Children of the Sea “Originally, the idea was to do this album with Ozzy. We had a house in LA, and we were all living together. And of course, at that point, Ozzy lost interest and wasn’t into it. He wasn’t in a good frame of mind at all. Consequently, we didn’t get much done. But I came up with some riffs, and ‘Children of the Sea’ was one of the few that Ozzy did put a melody to. It wasn’t a full melody, but it was entirely different than Ronnie’s approach. And then the song was the first one we tried Ronnie out with.

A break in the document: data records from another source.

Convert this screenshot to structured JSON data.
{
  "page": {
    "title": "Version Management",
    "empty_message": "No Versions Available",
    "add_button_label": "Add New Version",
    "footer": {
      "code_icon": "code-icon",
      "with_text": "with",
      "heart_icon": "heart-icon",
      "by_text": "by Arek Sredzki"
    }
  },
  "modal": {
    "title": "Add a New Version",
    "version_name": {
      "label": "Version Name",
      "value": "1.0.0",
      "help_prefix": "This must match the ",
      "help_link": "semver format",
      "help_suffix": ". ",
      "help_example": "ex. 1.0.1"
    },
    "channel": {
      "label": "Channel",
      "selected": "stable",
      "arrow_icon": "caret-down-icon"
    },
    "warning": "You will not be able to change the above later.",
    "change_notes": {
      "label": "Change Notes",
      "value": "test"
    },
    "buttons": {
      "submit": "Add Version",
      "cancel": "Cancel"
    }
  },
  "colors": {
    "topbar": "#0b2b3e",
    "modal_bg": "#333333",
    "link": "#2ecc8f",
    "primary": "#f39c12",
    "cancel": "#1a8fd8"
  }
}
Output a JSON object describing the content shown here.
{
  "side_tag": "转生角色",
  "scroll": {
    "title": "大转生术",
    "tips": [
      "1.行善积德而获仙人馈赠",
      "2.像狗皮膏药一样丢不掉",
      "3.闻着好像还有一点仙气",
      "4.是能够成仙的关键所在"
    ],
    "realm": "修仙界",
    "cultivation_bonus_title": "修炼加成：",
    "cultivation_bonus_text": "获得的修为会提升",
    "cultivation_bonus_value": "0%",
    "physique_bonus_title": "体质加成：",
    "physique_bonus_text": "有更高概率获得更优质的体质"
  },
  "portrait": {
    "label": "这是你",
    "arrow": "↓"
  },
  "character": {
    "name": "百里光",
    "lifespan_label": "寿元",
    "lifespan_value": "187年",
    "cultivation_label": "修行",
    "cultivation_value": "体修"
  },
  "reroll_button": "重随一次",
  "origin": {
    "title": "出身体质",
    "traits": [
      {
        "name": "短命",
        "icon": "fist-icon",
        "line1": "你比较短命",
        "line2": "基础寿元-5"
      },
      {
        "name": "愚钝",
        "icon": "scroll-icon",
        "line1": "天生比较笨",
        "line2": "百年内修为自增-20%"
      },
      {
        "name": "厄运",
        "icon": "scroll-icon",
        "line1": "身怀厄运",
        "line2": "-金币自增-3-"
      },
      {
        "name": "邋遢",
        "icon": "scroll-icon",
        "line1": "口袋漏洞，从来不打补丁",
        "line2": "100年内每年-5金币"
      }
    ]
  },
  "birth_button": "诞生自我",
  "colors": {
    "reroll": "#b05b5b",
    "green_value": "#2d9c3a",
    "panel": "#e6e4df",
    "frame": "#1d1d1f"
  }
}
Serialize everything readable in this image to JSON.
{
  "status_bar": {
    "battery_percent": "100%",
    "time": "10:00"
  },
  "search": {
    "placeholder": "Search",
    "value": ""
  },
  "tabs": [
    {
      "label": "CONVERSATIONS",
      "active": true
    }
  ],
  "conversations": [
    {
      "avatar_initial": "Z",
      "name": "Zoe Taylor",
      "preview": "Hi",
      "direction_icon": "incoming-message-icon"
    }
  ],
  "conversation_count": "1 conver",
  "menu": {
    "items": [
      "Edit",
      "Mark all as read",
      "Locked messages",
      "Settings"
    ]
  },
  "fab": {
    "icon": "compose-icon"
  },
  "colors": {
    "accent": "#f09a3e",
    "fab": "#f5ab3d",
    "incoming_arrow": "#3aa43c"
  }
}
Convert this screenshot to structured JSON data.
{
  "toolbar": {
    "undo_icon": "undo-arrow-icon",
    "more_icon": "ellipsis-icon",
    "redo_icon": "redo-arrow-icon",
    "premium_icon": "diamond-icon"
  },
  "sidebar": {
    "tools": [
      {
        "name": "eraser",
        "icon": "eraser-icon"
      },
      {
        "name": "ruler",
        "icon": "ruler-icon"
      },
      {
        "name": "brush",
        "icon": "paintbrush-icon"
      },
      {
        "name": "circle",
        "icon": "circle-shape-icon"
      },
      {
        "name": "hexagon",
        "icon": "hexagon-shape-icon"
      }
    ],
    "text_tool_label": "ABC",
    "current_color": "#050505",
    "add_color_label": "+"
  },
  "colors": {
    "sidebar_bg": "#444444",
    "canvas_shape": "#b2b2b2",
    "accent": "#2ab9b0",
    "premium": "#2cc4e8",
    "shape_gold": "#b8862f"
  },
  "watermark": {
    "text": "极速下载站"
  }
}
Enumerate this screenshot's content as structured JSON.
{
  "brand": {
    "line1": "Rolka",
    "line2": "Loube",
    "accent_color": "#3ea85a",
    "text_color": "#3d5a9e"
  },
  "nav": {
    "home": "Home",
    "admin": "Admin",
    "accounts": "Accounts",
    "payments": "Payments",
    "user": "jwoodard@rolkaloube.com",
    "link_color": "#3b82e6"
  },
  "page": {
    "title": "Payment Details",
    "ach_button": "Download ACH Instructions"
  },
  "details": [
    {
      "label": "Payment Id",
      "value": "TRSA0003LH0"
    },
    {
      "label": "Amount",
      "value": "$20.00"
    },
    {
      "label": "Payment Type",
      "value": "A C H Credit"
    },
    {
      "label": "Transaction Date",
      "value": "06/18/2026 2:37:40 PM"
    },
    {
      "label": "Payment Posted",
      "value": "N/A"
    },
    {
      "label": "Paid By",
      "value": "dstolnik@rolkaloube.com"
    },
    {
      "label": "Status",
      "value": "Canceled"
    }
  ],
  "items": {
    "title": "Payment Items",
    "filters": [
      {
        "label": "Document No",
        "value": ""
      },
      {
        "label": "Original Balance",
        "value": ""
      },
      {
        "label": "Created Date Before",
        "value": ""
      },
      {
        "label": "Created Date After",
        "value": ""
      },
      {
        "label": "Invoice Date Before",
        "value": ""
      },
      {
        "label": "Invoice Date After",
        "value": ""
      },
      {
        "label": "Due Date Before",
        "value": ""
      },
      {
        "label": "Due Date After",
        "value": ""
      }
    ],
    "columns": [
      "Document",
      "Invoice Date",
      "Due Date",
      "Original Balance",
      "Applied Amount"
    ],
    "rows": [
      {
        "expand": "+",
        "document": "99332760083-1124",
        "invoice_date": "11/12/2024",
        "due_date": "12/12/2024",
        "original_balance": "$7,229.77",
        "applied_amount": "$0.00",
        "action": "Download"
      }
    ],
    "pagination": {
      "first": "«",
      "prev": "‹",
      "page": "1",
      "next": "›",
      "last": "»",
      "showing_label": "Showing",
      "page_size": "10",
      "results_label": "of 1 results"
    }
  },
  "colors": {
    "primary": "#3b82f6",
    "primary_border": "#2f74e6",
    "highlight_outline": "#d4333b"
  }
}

He came over to the house and came up with his own melody.”
Lady Evil “When you’re writing riffs, you keep in mind how the singer might approach it. Ronnie's voice was a bit more aggressive. He sort of attacked the riff. With ‘Lady Evil,’ Ronnie put this really great, aggressive melody over it and it really worked. Because sometimes you can play a great riff, and if you don't do a good vocal over it, it destroys it. Ronnie’s lyrical approach was more dragons and kings and stuff—it was different to what Geezer [Butler] would write about.”
Heaven and Hell “I think I got this riff by Bill [Ward] starting to play drumbeats and I just played to it. And the idea was to leave a gap in the verse because Ronnie’s singing was really good in a mystical kind of way. And then coming in with a heavy riff, it sounds even heavier because there’s no guitar on the verse. So it gives you a bit of light and shade. And I think Ronnie was on bass at the time, because at that point, Geezer had to leave the band because he had some personal problems going on. And when Geezer came back, of course he put his own bass bits to it.”
Die Young “I remember when we first did it, and I started playing this riff and then I suddenly dropped down to the quiet bit, Ronnie went, ‘You can't do that.’ He was new to how we write and we were new to how he sings, so it was a matter of getting used to each other. So I said, ‘You can. That's what we do. We change tempos or we drop down.’ He went, ‘I don't know if that's going to work.’ And, of course, it did work, and he loved it, then.”